“It would have done no good to carry them back,” Ridgeley had said, “and they are nice for Anne.” His big hand had patted his wife’s shoulder.
“Oh,” Christopher had been eager, “I want you to hear those temple bells some day, Anne. Why won’t you take her, Dunbar? Next winter—drop your work, and we’ll all go—”
“I’ve a fat chance of going.”
“Haven’t you made money enough?”
“It isn’t money. You know that. But my patients would set up a howl—”
“Let ’em howl. You’ve got a life of your own to live, and so has Anne.”
Dunbar had hesitated for a moment—then, “Anne’s better off here.”
Anne, thinking of these things as she got out of her dinner dress and into a sheer negligee of lace and faint blue, wondered why Ridgeley should think she was better off. She wanted to see the things of which Christopher had told her—to hear the temple bells in the dusk—the beat of the tom-tom on white nights.
She stood at the window looking out at the moon. She decided that she could not sleep. She would go down and get a book that she had left on the table. The men were out-of-doors, on the porch; she heard the murmur of their voices.
The voices were distinct as she stood in the library, and Christopher’s words came to her, “What’s the matter with Anne?”
Then her husband’s technical explanation, the scientific name which meant nothing to her, then the crashing climax, “She can’t get well.”
She gave a quick cry, and when the men got into the room, she was crumpled up on the floor.
Her husband reached her first. “My dear,” he said, “you heard?”
“Yes. Do you mean that I am—going to die, Ridgeley?”
There was, of course, no way out of it. “It means, my dear, that I’ve got to take awfully good care of you. Your heart is bad.”
Christopher interposed. “People live for years with a heart like that.”
But her eyes sought her husband’s. “How long do they live?”
“Many months—perhaps years—without excitement—”
This then had been the reason for his tenderness. He had known that she was going to die, and was sorry. But for ten years she had wanted what he might have given her—what he couldn’t give her now—life as she had dreamed of it.
She drew a quivering breath—“It isn’t quite fair—is it?”
It didn’t seem fair. The two doctors had faced much unfairness of the kind of which she complained. But it was the first time that, for either of them, it had come so close.

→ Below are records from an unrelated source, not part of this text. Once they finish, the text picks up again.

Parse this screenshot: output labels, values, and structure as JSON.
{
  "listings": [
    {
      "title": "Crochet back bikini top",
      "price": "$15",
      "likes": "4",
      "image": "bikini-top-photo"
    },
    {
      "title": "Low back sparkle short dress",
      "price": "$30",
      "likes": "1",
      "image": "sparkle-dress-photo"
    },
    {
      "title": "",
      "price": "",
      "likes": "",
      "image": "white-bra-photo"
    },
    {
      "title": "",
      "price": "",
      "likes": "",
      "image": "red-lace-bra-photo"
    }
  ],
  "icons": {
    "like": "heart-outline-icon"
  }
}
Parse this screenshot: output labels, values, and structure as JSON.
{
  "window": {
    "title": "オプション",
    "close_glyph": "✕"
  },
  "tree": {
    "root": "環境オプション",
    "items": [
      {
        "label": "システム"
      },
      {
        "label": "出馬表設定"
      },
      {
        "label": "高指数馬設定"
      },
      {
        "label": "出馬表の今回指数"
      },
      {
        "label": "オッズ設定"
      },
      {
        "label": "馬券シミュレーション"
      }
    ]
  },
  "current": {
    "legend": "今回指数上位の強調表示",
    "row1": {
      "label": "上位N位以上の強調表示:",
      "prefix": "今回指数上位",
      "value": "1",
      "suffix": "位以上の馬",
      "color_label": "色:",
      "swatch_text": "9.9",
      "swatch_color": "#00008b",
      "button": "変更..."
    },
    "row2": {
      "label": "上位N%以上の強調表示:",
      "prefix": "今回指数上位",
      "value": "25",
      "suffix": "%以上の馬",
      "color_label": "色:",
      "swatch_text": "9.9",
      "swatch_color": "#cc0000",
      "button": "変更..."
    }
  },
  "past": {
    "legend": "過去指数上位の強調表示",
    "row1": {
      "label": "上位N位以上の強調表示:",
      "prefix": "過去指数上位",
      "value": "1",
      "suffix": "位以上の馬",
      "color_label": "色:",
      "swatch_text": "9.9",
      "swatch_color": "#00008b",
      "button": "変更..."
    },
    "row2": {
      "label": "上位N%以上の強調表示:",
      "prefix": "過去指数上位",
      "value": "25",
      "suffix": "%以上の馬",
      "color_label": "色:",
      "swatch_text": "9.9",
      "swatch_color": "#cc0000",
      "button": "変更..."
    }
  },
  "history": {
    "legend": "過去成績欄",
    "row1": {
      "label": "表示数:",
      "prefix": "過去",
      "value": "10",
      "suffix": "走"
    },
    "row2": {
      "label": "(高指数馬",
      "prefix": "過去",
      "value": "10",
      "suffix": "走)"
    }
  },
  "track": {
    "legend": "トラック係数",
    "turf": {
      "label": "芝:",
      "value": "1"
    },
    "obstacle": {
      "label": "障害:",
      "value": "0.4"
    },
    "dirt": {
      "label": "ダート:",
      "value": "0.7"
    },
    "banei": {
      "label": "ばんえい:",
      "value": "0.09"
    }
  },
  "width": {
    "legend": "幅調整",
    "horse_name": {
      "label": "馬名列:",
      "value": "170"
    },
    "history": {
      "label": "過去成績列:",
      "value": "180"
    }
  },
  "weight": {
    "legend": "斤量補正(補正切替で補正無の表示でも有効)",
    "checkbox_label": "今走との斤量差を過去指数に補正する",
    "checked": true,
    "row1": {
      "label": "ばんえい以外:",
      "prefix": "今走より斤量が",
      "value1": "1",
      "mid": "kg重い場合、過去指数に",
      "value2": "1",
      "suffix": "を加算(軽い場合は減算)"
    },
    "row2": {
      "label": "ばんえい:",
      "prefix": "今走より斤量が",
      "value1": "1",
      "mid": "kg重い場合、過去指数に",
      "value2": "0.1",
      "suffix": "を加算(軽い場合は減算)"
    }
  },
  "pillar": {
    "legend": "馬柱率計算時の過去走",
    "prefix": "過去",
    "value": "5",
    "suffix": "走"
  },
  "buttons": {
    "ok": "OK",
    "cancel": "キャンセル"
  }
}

They had little comfort to give her, although they attempted certain platitudes, and presently Ridgeley carried her to her room.
She insisted the next morning on going to the circus with Christopher. She had not slept well, and there were shadows under her eyes. The physician in Christopher warred with the man. “You ought to rest,” he said at breakfast. Dunbar had gone to New York in accordance with his usual schedule. There were other lives to think of; and Anne, when he had looked in upon her that morning, had seemed almost shockingly callous.